◆ Your assignment ◆
Every entry must be given again exactly. Include no pictures.
(Data supplied Opens)
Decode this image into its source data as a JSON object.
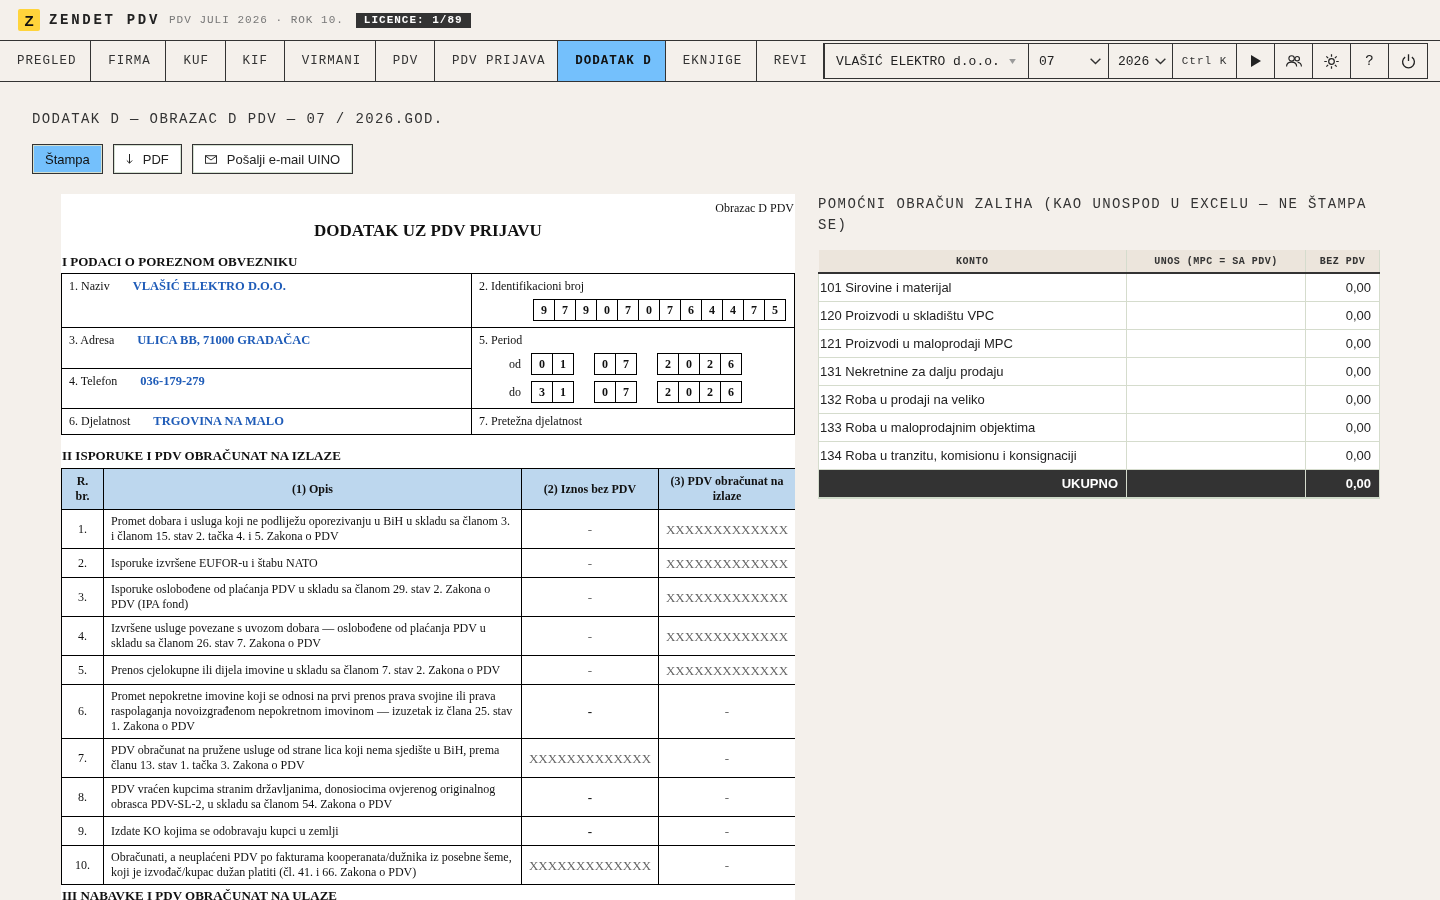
{
  "app": {
    "logo": "Z",
    "name": "ZENDET PDV",
    "subtitle": "PDV JULI 2026 · ROK 10.",
    "license": "LICENCE: 1/89"
  },
  "tabs": [
    {
      "label": "PREGLED",
      "selected": false
    },
    {
      "label": "FIRMA",
      "selected": false
    },
    {
      "label": "KUF",
      "selected": false
    },
    {
      "label": "KIF",
      "selected": false
    },
    {
      "label": "VIRMANI",
      "selected": false
    },
    {
      "label": "PDV",
      "selected": false
    },
    {
      "label": "PDV PRIJAVA",
      "selected": false
    },
    {
      "label": "DODATAK D",
      "selected": true
    },
    {
      "label": "EKNJIGE",
      "selected": false
    },
    {
      "label": "REVI",
      "selected": false
    }
  ],
  "toolbar": {
    "company": "VLAŠIĆ ELEKTRO d.o.o.",
    "month": "07",
    "year": "2026",
    "shortcut": "Ctrl K",
    "help": "?"
  },
  "page_title": "DODATAK D — OBRAZAC D PDV — 07 / 2026.GOD.",
  "actions": [
    {
      "label": "Štampa",
      "kind": "primary"
    },
    {
      "label": "PDF",
      "kind": "download"
    },
    {
      "label": "Pošalji e-mail UINO",
      "kind": "email"
    }
  ],
  "form": {
    "form_code": "Obrazac D PDV",
    "title": "DODATAK UZ PDV PRIJAVU",
    "taxpayer": {
      "heading": "I PODACI O POREZNOM OBVEZNIKU",
      "name": {
        "label": "1. Naziv",
        "value": "VLAŠIĆ ELEKTRO D.O.O."
      },
      "tax_id": {
        "label": "2. Identifikacioni broj",
        "digits": [
          "9",
          "7",
          "9",
          "0",
          "7",
          "0",
          "7",
          "6",
          "4",
          "4",
          "7",
          "5"
        ]
      },
      "address": {
        "label": "3. Adresa",
        "value": "ULICA BB, 71000 GRADAČAC"
      },
      "phone": {
        "label": "4. Telefon",
        "value": "036-179-279"
      },
      "period": {
        "label": "5. Period",
        "rows": [
          {
            "label": "od",
            "groups": [
              [
                "0",
                "1"
              ],
              [
                "0",
                "7"
              ],
              [
                "2",
                "0",
                "2",
                "6"
              ]
            ]
          },
          {
            "label": "do",
            "groups": [
              [
                "3",
                "1"
              ],
              [
                "0",
                "7"
              ],
              [
                "2",
                "0",
                "2",
                "6"
              ]
            ]
          }
        ]
      },
      "activity": {
        "label": "6. Djelatnost",
        "value": "TRGOVINA NA MALO"
      },
      "main_activity": {
        "label": "7. Pretežna djelatnost"
      }
    },
    "supplies": {
      "heading": "II ISPORUKE I PDV OBRAČUNAT NA IZLAZE",
      "columns": [
        "R. br.",
        "(1) Opis",
        "(2) Iznos bez PDV",
        "(3) PDV obračunat na izlaze"
      ],
      "rows": [
        {
          "number": "1.",
          "description": "Promet dobara i usluga koji ne podliježu oporezivanju u BiH u skladu sa članom 3. i članom 15. stav 2. tačka 4. i 5. Zakona o PDV",
          "cells": [
            {
              "text": "-",
              "bold": false
            },
            {
              "text": "XXXXXXXXXXXXX",
              "bold": false
            }
          ]
        },
        {
          "number": "2.",
          "description": "Isporuke izvršene EUFOR-u i štabu NATO",
          "cells": [
            {
              "text": "-",
              "bold": false
            },
            {
              "text": "XXXXXXXXXXXXX",
              "bold": false
            }
          ]
        },
        {
          "number": "3.",
          "description": "Isporuke oslobođene od plaćanja PDV u skladu sa članom 29. stav 2. Zakona o PDV (IPA fond)",
          "cells": [
            {
              "text": "-",
              "bold": false
            },
            {
              "text": "XXXXXXXXXXXXX",
              "bold": false
            }
          ]
        },
        {
          "number": "4.",
          "description": "Izvršene usluge povezane s uvozom dobara — oslobođene od plaćanja PDV u skladu sa članom 26. stav 7. Zakona o PDV",
          "cells": [
            {
              "text": "-",
              "bold": false
            },
            {
              "text": "XXXXXXXXXXXXX",
              "bold": false
            }
          ]
        },
        {
          "number": "5.",
          "description": "Prenos cjelokupne ili dijela imovine u skladu sa članom 7. stav 2. Zakona o PDV",
          "cells": [
            {
              "text": "-",
              "bold": false
            },
            {
              "text": "XXXXXXXXXXXXX",
              "bold": false
            }
          ]
        },
        {
          "number": "6.",
          "description": "Promet nepokretne imovine koji se odnosi na prvi prenos prava svojine ili prava raspolaganja novoizgrađenom nepokretnom imovinom — izuzetak iz člana 25. stav 1. Zakona o PDV",
          "cells": [
            {
              "text": "-",
              "bold": true
            },
            {
              "text": "-",
              "bold": false
            }
          ]
        },
        {
          "number": "7.",
          "description": "PDV obračunat na pružene usluge od strane lica koji nema sjedište u BiH, prema članu 13. stav 1. tačka 3. Zakona o PDV",
          "cells": [
            {
              "text": "XXXXXXXXXXXXX",
              "bold": false
            },
            {
              "text": "-",
              "bold": false
            }
          ]
        },
        {
          "number": "8.",
          "description": "PDV vraćen kupcima stranim državljanima, donosiocima ovjerenog originalnog obrasca PDV-SL-2, u skladu sa članom 54. Zakona o PDV",
          "cells": [
            {
              "text": "-",
              "bold": true
            },
            {
              "text": "-",
              "bold": false
            }
          ]
        },
        {
          "number": "9.",
          "description": "Izdate KO kojima se odobravaju kupci u zemlji",
          "cells": [
            {
              "text": "-",
              "bold": true
            },
            {
              "text": "-",
              "bold": false
            }
          ]
        },
        {
          "number": "10.",
          "description": "Obračunati, a neuplaćeni PDV po fakturama kooperanata/dužnika iz posebne šeme, koji je izvođač/kupac dužan platiti (čl. 41. i 66. Zakona o PDV)",
          "cells": [
            {
              "text": "XXXXXXXXXXXXX",
              "bold": false
            },
            {
              "text": "-",
              "bold": false
            }
          ]
        }
      ]
    },
    "purchases": {
      "heading": "III NABAVKE I PDV OBRAČUNAT NA ULAZE"
    }
  },
  "stock_panel": {
    "title": "POMOĆNI OBRAČUN ZALIHA (KAO UNOSPOD U EXCELU — NE ŠTAMPA SE)",
    "columns": [
      "KONTO",
      "UNOS (MPC = SA PDV)",
      "BEZ PDV"
    ],
    "rows": [
      {
        "konto": "101 Sirovine i materijal",
        "amount": "0,00"
      },
      {
        "konto": "120 Proizvodi u skladištu VPC",
        "amount": "0,00"
      },
      {
        "konto": "121 Proizvodi u maloprodaji MPC",
        "amount": "0,00"
      },
      {
        "konto": "131 Nekretnine za dalju prodaju",
        "amount": "0,00"
      },
      {
        "konto": "132 Roba u prodaji na veliko",
        "amount": "0,00"
      },
      {
        "konto": "133 Roba u maloprodajnim objektima",
        "amount": "0,00"
      },
      {
        "konto": "134 Roba u tranzitu, komisionu i konsignaciji",
        "amount": "0,00"
      }
    ],
    "total": {
      "label": "UKUPNO",
      "amount": "0,00"
    }
  }
}
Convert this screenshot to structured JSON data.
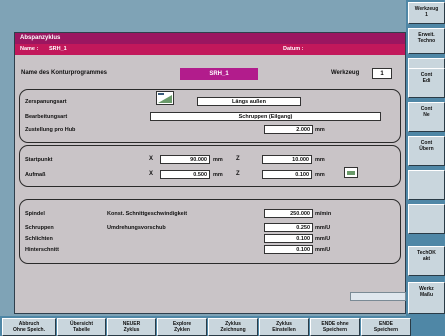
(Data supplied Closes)
◆ Result for this task ◆
Decode this image into its source data as a JSON object.
{
  "app": {
    "logo": "Z",
    "name": "ZENDET PDV",
    "subtitle": "PDV JULI 2026 · ROK 10.",
    "license": "LICENCE: 1/89"
  },
  "tabs": [
    {
      "label": "PREGLED",
      "selected": false
    },
    {
      "label": "FIRMA",
      "selected": false
    },
    {
      "label": "KUF",
      "selected": false
    },
    {
      "label": "KIF",
      "selected": false
    },
    {
      "label": "VIRMANI",
      "selected": false
    },
    {
      "label": "PDV",
      "selected": false
    },
    {
      "label": "PDV PRIJAVA",
      "selected": false
    },
    {
      "label": "DODATAK D",
      "selected": true
    },
    {
      "label": "EKNJIGE",
      "selected": false
    },
    {
      "label": "REVI",
      "selected": false
    }
  ],
  "toolbar": {
    "company": "VLAŠIĆ ELEKTRO d.o.o.",
    "month": "07",
    "year": "2026",
    "shortcut": "Ctrl K",
    "help": "?"
  },
  "page_title": "DODATAK D — OBRAZAC D PDV — 07 / 2026.GOD.",
  "actions": [
    {
      "label": "Štampa",
      "kind": "primary"
    },
    {
      "label": "PDF",
      "kind": "download"
    },
    {
      "label": "Pošalji e-mail UINO",
      "kind": "email"
    }
  ],
  "form": {
    "form_code": "Obrazac D PDV",
    "title": "DODATAK UZ PDV PRIJAVU",
    "taxpayer": {
      "heading": "I PODACI O POREZNOM OBVEZNIKU",
      "name": {
        "label": "1. Naziv",
        "value": "VLAŠIĆ ELEKTRO D.O.O."
      },
      "tax_id": {
        "label": "2. Identifikacioni broj",
        "digits": [
          "9",
          "7",
          "9",
          "0",
          "7",
          "0",
          "7",
          "6",
          "4",
          "4",
          "7",
          "5"
        ]
      },
      "address": {
        "label": "3. Adresa",
        "value": "ULICA BB, 71000 GRADAČAC"
      },
      "phone": {
        "label": "4. Telefon",
        "value": "036-179-279"
      },
      "period": {
        "label": "5. Period",
        "rows": [
          {
            "label": "od",
            "groups": [
              [
                "0",
                "1"
              ],
              [
                "0",
                "7"
              ],
              [
                "2",
                "0",
                "2",
                "6"
              ]
            ]
          },
          {
            "label": "do",
            "groups": [
              [
                "3",
                "1"
              ],
              [
                "0",
                "7"
              ],
              [
                "2",
                "0",
                "2",
                "6"
              ]
            ]
          }
        ]
      },
      "activity": {
        "label": "6. Djelatnost",
        "value": "TRGOVINA NA MALO"
      },
      "main_activity": {
        "label": "7. Pretežna djelatnost"
      }
    },
    "supplies": {
      "heading": "II ISPORUKE I PDV OBRAČUNAT NA IZLAZE",
      "columns": [
        "R. br.",
        "(1) Opis",
        "(2) Iznos bez PDV",
        "(3) PDV obračunat na izlaze"
      ],
      "rows": [
        {
          "number": "1.",
          "description": "Promet dobara i usluga koji ne podliježu oporezivanju u BiH u skladu sa članom 3. i članom 15. stav 2. tačka 4. i 5. Zakona o PDV",
          "cells": [
            {
              "text": "-",
              "bold": false
            },
            {
              "text": "XXXXXXXXXXXXX",
              "bold": false
            }
          ]
        },
        {
          "number": "2.",
          "description": "Isporuke izvršene EUFOR-u i štabu NATO",
          "cells": [
            {
              "text": "-",
              "bold": false
            },
            {
              "text": "XXXXXXXXXXXXX",
              "bold": false
            }
          ]
        },
        {
          "number": "3.",
          "description": "Isporuke oslobođene od plaćanja PDV u skladu sa članom 29. stav 2. Zakona o PDV (IPA fond)",
          "cells": [
            {
              "text": "-",
              "bold": false
            },
            {
              "text": "XXXXXXXXXXXXX",
              "bold": false
            }
          ]
        },
        {
          "number": "4.",
          "description": "Izvršene usluge povezane s uvozom dobara — oslobođene od plaćanja PDV u skladu sa članom 26. stav 7. Zakona o PDV",
          "cells": [
            {
              "text": "-",
              "bold": false
            },
            {
              "text": "XXXXXXXXXXXXX",
              "bold": false
            }
          ]
        },
        {
          "number": "5.",
          "description": "Prenos cjelokupne ili dijela imovine u skladu sa članom 7. stav 2. Zakona o PDV",
          "cells": [
            {
              "text": "-",
              "bold": false
            },
            {
              "text": "XXXXXXXXXXXXX",
              "bold": false
            }
          ]
        },
        {
          "number": "6.",
          "description": "Promet nepokretne imovine koji se odnosi na prvi prenos prava svojine ili prava raspolaganja novoizgrađenom nepokretnom imovinom — izuzetak iz člana 25. stav 1. Zakona o PDV",
          "cells": [
            {
              "text": "-",
              "bold": true
            },
            {
              "text": "-",
              "bold": false
            }
          ]
        },
        {
          "number": "7.",
          "description": "PDV obračunat na pružene usluge od strane lica koji nema sjedište u BiH, prema članu 13. stav 1. tačka 3. Zakona o PDV",
          "cells": [
            {
              "text": "XXXXXXXXXXXXX",
              "bold": false
            },
            {
              "text": "-",
              "bold": false
            }
          ]
        },
        {
          "number": "8.",
          "description": "PDV vraćen kupcima stranim državljanima, donosiocima ovjerenog originalnog obrasca PDV-SL-2, u skladu sa članom 54. Zakona o PDV",
          "cells": [
            {
              "text": "-",
              "bold": true
            },
            {
              "text": "-",
              "bold": false
            }
          ]
        },
        {
          "number": "9.",
          "description": "Izdate KO kojima se odobravaju kupci u zemlji",
          "cells": [
            {
              "text": "-",
              "bold": true
            },
            {
              "text": "-",
              "bold": false
            }
          ]
        },
        {
          "number": "10.",
          "description": "Obračunati, a neuplaćeni PDV po fakturama kooperanata/dužnika iz posebne šeme, koji je izvođač/kupac dužan platiti (čl. 41. i 66. Zakona o PDV)",
          "cells": [
            {
              "text": "XXXXXXXXXXXXX",
              "bold": false
            },
            {
              "text": "-",
              "bold": false
            }
          ]
        }
      ]
    },
    "purchases": {
      "heading": "III NABAVKE I PDV OBRAČUNAT NA ULAZE"
    }
  },
  "stock_panel": {
    "title": "POMOĆNI OBRAČUN ZALIHA (KAO UNOSPOD U EXCELU — NE ŠTAMPA SE)",
    "columns": [
      "KONTO",
      "UNOS (MPC = SA PDV)",
      "BEZ PDV"
    ],
    "rows": [
      {
        "konto": "101 Sirovine i materijal",
        "amount": "0,00"
      },
      {
        "konto": "120 Proizvodi u skladištu VPC",
        "amount": "0,00"
      },
      {
        "konto": "121 Proizvodi u maloprodaji MPC",
        "amount": "0,00"
      },
      {
        "konto": "131 Nekretnine za dalju prodaju",
        "amount": "0,00"
      },
      {
        "konto": "132 Roba u prodaji na veliko",
        "amount": "0,00"
      },
      {
        "konto": "133 Roba u maloprodajnim objektima",
        "amount": "0,00"
      },
      {
        "konto": "134 Roba u tranzitu, komisionu i konsignaciji",
        "amount": "0,00"
      }
    ],
    "total": {
      "label": "UKUPNO",
      "amount": "0,00"
    }
  }
}
Convert this screenshot to structured JSON data.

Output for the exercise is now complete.